I find it incredible that so much has changed in the three decades since I started as a reporter. At that time, we did not even have mobile phones. I got my first email account, CompuServe, in 1993 in Bosnia. But I couldn’t use it for years, as there was no internet and no electricity.
I was not a part of the telex generation – those who covered the Beirut civil war in the 1980s, for instance – who had to report back then using archaic devices. But I had to often “call in” my stories. This meant finding a landline telephone – or a satellite phone for $50 a minute – to dictate, tedious word by word, to a patient copy editor back in London.
That job – the call taker – has long been edged out of the marketplace.
The use of cell phones as journalistic tools began roughly during the 1999 war in Kosovo. If you had a charged phone and a signal – photographers could upload photos, writers could file stories using a wire and a computer.
In Afghanistan, during the fall of the Taliban in December 2001, cellular signals emerged within days. Within weeks it seemed everyone, even in remote villages, had a mobile phone. I remember thinking that the mobile phone changed reporters' lives. But it also changed a country. Afghanistan appeared to have skipped a whole generation in terms of technology. People who never had land lines because of years of Taliban isolation now had mobile phones. An entire world opened with regard to global communication.
Then came digital journalism and the rise of platforms. I don’t use TikTok or Snapchat, but I do use Twitter and Facebook. There was much discussion in Perugia of Twitter “dying out post-Elon Musk” and “no one checking Facebook” anymore.
Once, Twitter and Facebook were important tools used by journalists to reach audiences, promote their work, and respond to criticism. Twitter helped launch important activist movements such as Black Lives Matter, and demonstrations of the Arab uprisings were announced on Facebook.
Emily Bell, a thought leader from Columbia School of journalism, said she once claimed Twitter was the most important tool for journalists since the telephone. Twitter told people what was going on in the world, “irrespective of your status, or your credentials”.
But despite the fact it took free press seriously, it also brought the rise of disinformation, of online trolling, of the spread of racism and misogyny. Ms Bell said that post-Musk, it is more dangerous to be on these platforms: “It's a real indictment of how terrible America has been at regulating the information space.”
My takeaway from Perugia was that it is vital to understand how technology is evolving and changing news. This both helps and terrifies some of us. I am a dinosaur – I still buy newspapers and books and I actually have a library card – but even I know that AI is not just a monster robot, and can be used as a democratic tool, or help with climate change or human rights.
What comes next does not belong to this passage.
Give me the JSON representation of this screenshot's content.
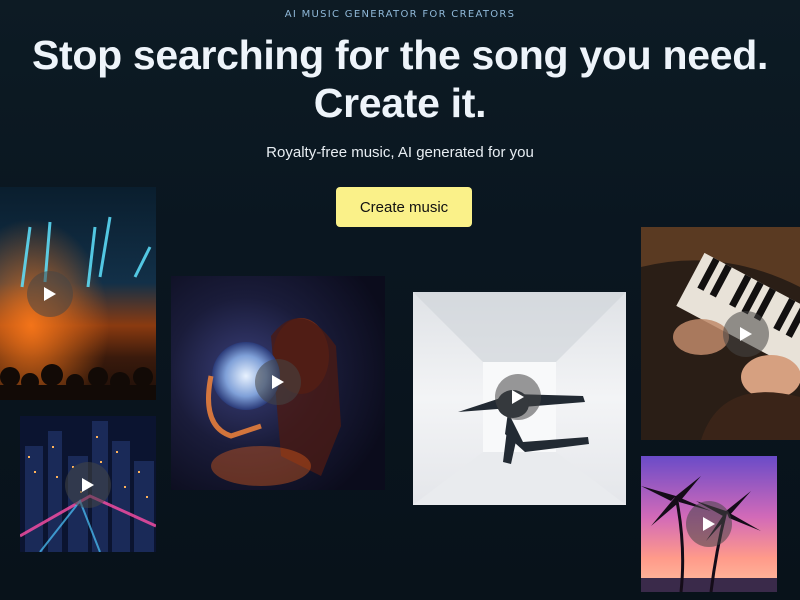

For instance, at La Nacion, a 153-year-old newspaper in Argentina, AI helped to develop the shape of solar farms. Or take Forensic Architecture, a multi-disciplinary research group based at Goldsmiths' College in London, which is able to use extraordinary architecture models and AI to highlight human rights violations such as the destruction of the Mariupol Theatre in Ukraine, where more than 300 people died from missile attacks. This kind of work helps NGOs like mine, The Reckoning Project, build cases against war criminals.
The real takeaway for me is that newsrooms (and reporters) need to broaden their views on AI. We can take the best of it and leave the scarier tactics behind.
But also, Perugia highlighted the importance of a global community. Because so many journalists are working in exile, it is essential to team up with other organisations to conduct investigations. I met representatives of platforms from South Africa and the Philippines doing extraordinary work to shine a light on their governments, using innovative tools and resources.
It is a long way from my days of dictating copy to someone sitting at a desk in London. But it is progress, and important for everyone striving to bring the truth in the open, and to share important work.